A metallic cast sculpture by controversial artist Jeff Koons sold for $91.1 million (£71 million) on Wednesday 15th May, becoming the most expensive artwork by a living artist ever sold at auction. Koons’ piece went for more than $20 million (£16 million) over its estimate, during Christie’s Post War and Contemporary Art evening sale in New York.
In November last year, David Hockney superseded Koons’ previous record, which was held by his Balloon Dog sculpture that sold for $58 million (£46 million) in 2013. Hockney’s Portrait of an Artist (Pool with Two Figures) sold for just shy of $90 million (including fees). Smashing Hockney’s record price, ‘Rabbit’ has sold for $91,075,000 (including buyer’s premium), restoring the record-breaking title back to Koons.
As one of Koons’ most well-known pieces, the ‘Rabbit’ has been described as “cute, sinister, cartoonish, imposing, vacuous, sexy, chilling, dazzling and iconic.”
The sculpture was created in 1986 and is cast in the shape of a large inflatable balloon bunny. Its faultlessly reflective surface and eerily expressionless face stirred up the contemporary art world and was hailed as an icon of excess in the 80s.

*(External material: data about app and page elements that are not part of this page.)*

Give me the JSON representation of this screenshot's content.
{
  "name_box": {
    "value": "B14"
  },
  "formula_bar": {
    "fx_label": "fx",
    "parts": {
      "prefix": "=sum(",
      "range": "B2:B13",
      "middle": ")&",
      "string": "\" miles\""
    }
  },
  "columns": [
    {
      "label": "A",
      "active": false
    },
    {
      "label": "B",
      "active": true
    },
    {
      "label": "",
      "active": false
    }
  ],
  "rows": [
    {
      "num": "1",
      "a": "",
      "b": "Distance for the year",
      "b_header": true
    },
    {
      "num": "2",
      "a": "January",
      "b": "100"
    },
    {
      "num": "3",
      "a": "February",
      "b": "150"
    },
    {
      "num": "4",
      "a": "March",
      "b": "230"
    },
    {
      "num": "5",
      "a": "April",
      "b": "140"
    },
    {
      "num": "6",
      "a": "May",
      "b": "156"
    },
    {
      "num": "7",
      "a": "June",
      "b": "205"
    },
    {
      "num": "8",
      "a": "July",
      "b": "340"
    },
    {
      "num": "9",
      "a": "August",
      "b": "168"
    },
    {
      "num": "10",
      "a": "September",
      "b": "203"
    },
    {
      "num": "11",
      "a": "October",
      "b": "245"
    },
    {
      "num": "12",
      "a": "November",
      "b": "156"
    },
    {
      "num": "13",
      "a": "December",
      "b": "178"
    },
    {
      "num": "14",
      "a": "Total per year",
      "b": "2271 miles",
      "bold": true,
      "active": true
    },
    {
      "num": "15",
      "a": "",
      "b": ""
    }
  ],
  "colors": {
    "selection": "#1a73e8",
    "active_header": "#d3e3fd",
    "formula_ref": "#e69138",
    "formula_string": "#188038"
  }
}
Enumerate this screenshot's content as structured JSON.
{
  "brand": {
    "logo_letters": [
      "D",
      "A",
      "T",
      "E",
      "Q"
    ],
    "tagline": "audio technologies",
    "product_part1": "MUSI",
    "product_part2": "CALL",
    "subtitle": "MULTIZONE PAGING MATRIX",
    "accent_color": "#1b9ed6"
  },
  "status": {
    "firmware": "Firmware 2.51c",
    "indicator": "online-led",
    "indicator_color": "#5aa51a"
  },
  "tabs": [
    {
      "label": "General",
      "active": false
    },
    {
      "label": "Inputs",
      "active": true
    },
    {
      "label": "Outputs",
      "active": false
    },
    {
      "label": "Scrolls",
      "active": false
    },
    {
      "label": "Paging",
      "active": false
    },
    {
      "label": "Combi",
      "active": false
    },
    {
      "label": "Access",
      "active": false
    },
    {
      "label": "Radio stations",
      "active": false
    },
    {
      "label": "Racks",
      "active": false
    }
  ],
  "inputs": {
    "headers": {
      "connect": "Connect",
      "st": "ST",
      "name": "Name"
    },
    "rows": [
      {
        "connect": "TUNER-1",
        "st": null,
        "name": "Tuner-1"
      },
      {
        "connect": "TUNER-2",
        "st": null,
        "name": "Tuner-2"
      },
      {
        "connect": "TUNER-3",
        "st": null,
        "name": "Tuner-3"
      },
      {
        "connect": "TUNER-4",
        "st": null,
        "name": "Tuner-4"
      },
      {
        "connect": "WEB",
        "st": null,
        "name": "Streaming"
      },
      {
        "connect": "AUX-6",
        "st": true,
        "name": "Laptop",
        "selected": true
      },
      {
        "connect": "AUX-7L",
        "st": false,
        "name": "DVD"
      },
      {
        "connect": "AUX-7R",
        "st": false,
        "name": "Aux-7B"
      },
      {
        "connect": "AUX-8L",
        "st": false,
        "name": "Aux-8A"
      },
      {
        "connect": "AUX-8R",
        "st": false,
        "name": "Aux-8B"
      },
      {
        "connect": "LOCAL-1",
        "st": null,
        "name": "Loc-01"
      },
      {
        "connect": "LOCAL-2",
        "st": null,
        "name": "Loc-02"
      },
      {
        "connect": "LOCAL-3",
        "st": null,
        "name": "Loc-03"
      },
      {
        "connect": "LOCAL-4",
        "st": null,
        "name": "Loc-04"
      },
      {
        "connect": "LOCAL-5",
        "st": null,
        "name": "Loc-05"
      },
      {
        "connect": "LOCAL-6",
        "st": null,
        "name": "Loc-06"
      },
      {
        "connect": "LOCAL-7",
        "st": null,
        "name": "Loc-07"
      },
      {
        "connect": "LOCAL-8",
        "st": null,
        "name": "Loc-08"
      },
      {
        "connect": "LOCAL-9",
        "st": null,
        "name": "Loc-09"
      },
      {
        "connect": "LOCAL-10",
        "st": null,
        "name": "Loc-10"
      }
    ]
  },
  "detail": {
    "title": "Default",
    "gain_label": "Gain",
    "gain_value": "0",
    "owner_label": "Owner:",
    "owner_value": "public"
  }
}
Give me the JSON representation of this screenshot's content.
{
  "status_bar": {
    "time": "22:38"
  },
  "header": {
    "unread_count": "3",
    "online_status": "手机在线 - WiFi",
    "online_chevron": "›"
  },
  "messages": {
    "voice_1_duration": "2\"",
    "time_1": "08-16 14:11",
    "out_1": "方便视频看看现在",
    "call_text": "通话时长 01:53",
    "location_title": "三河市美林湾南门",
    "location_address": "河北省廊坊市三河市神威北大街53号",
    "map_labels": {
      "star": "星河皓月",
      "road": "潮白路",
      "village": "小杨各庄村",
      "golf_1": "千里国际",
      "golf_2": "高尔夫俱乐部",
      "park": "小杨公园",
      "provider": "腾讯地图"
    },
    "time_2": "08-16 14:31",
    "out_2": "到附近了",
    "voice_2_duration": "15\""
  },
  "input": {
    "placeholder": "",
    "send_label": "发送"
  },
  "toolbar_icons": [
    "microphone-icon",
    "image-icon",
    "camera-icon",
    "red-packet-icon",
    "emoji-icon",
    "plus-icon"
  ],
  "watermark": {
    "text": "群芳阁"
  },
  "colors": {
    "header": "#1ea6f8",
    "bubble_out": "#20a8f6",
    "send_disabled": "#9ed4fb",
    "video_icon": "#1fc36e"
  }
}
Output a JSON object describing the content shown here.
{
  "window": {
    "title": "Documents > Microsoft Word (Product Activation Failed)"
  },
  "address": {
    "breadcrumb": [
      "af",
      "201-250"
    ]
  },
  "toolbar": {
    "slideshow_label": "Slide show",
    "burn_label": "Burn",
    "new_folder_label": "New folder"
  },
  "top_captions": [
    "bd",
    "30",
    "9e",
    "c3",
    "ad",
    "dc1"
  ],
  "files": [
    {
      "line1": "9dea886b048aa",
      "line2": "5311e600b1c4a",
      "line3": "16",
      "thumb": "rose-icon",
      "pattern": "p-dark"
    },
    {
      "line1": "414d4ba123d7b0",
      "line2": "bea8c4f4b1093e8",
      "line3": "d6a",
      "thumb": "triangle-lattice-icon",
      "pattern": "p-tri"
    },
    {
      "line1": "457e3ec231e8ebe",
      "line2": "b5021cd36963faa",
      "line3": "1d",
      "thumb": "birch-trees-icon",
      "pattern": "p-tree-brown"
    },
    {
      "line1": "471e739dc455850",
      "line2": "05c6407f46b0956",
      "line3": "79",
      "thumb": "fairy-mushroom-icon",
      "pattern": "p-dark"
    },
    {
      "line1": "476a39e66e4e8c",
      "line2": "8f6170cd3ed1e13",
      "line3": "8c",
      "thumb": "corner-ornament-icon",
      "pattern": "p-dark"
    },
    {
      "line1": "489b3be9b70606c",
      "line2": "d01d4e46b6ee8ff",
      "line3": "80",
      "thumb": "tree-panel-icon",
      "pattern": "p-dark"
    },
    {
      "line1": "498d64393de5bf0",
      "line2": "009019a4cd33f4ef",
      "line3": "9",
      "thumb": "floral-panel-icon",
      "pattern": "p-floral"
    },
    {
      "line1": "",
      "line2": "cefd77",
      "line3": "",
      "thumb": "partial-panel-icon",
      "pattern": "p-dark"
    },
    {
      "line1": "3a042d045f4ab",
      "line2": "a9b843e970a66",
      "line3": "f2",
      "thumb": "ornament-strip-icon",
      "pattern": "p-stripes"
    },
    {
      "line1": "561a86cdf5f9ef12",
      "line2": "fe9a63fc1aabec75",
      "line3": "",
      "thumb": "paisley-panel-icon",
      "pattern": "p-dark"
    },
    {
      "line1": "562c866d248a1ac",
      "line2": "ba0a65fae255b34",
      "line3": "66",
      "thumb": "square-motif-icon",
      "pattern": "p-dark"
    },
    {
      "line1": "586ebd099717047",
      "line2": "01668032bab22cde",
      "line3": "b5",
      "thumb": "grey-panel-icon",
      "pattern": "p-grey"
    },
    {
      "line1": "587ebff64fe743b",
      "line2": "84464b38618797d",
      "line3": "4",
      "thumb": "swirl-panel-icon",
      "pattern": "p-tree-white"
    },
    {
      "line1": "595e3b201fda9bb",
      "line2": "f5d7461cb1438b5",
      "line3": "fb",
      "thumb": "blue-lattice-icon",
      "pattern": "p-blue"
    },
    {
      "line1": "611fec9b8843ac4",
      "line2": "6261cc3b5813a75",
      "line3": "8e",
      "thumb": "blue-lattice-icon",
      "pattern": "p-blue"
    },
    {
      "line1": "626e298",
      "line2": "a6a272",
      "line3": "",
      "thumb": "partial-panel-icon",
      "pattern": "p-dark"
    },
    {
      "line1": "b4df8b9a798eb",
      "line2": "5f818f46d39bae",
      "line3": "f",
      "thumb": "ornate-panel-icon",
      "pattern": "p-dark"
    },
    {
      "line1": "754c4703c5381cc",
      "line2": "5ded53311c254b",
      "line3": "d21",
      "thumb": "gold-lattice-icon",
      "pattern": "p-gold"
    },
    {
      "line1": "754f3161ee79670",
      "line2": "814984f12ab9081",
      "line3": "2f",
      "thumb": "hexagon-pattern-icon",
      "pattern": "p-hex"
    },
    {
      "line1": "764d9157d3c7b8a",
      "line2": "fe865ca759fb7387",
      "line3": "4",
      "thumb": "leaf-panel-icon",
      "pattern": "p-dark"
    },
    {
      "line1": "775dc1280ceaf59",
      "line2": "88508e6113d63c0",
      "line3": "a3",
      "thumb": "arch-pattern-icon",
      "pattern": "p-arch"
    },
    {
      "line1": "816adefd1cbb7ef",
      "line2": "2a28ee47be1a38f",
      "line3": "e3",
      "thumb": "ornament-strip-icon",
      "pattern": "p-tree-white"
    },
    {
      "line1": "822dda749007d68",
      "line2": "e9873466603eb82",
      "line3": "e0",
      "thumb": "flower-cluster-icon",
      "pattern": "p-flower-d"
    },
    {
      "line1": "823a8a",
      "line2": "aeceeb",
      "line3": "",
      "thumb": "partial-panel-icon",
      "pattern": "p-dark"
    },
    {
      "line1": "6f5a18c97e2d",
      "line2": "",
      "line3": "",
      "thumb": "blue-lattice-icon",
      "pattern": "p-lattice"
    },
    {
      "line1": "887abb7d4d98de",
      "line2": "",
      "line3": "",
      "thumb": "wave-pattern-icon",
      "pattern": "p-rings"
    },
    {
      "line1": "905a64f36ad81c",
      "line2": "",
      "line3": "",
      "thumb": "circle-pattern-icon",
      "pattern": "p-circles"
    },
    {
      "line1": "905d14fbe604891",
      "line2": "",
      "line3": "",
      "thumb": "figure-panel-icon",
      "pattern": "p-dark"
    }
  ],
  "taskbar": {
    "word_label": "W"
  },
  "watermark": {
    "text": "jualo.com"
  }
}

“It seemed to me instantly, by involuntary reflex—and still does by long reflection—that this bunny is one of those very rare hits at the exact center of the target,” recalled Kirk Varnedoe, now chief curator of MoMA, of his first time experiencing ‘Rabbit’.
Christie’s sold the 41 inch high sculpture alongside 11 other works for The Collection of S.I. Newhouse. “On behalf of the family and myself I want to express our gratitude for the great work Christie’s has done,” praised Tobias Meyer, adviser to the Newhouse family, after the auction. “We are delighted with the results.”
Yet, not everyone has responded so enthusiastically to the astonishing sum made by Koons’ artwork.
Art dealer Robert Mnuchin, who made the winning bid on behalf of Steve Cohen, is the father of the US treasury secretary, Steven Mnuchin. Some critics felt uneasy about this political relationship, with art critic Deborah Solomon finding it “problematic.”
Robert Frank, CNBC wealth reporter, also appeared shocked by the staggeringly high price. He tweeted “still trying to get my head – and arms – around this,” while journalist Carolina Miranda denounced the sale as “really a bunch of billionaires swapping money and Jeff Koons“.
Despite the social media storm of controversy, the sale of ‘Rabbit’ suggests that the art market is continuing to grow. Last week, a painting by Monet sold at Sotheby’s for $85 million (£66 million), likewise breaking the record for an Impressionist artwork sold at auction.